DATASET RECORDS:
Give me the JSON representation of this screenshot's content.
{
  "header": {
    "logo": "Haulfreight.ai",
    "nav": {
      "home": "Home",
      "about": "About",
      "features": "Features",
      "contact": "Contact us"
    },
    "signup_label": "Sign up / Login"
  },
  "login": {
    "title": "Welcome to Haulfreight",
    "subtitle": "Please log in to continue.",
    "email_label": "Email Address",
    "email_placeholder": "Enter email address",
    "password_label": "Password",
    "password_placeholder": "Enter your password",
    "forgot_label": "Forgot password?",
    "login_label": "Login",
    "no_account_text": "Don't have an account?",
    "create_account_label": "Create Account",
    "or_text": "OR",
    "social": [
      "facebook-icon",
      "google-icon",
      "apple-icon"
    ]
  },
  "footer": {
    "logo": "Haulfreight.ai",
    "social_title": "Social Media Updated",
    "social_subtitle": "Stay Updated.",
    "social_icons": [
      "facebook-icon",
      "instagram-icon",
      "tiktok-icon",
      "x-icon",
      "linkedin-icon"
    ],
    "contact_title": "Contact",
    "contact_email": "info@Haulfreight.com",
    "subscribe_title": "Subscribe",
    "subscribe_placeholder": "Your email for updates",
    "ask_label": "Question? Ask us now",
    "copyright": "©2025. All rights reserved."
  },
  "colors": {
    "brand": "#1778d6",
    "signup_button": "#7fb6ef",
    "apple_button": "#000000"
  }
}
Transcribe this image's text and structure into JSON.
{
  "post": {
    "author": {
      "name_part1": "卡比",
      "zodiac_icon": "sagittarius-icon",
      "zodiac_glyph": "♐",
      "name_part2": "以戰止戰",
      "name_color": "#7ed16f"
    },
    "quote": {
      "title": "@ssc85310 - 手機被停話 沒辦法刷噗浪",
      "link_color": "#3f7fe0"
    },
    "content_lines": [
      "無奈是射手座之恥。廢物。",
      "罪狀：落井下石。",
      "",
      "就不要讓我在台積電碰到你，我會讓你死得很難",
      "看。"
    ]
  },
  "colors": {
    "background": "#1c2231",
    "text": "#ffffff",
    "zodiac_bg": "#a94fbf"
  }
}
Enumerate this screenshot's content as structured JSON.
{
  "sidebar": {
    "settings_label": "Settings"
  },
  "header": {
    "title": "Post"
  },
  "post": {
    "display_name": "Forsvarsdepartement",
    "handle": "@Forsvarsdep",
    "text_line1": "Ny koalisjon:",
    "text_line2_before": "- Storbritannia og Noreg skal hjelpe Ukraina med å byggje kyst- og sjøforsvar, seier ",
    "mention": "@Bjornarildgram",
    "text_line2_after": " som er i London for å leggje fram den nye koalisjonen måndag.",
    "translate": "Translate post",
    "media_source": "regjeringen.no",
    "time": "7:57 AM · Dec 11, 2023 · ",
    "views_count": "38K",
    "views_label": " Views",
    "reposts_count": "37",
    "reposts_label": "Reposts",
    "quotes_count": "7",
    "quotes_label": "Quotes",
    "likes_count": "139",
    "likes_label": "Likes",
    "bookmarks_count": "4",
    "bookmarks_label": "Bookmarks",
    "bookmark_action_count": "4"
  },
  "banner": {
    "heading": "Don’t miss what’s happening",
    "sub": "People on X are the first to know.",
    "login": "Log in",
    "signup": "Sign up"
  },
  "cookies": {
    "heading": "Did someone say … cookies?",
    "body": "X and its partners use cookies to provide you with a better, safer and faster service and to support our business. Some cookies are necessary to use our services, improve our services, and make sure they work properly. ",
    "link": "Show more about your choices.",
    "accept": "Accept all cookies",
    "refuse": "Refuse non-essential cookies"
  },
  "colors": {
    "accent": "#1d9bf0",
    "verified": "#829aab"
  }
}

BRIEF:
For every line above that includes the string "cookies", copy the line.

OUTPUT OF THE EXERCISE:
  "cookies": {
    "heading": "Did someone say … cookies?",
    "body": "X and its partners use cookies to provide you with a better, safer and faster service and to support our business. Some cookies are necessary to use our services, improve our services, and make sure they work properly. ",
    "accept": "Accept all cookies",
    "refuse": "Refuse non-essential cookies"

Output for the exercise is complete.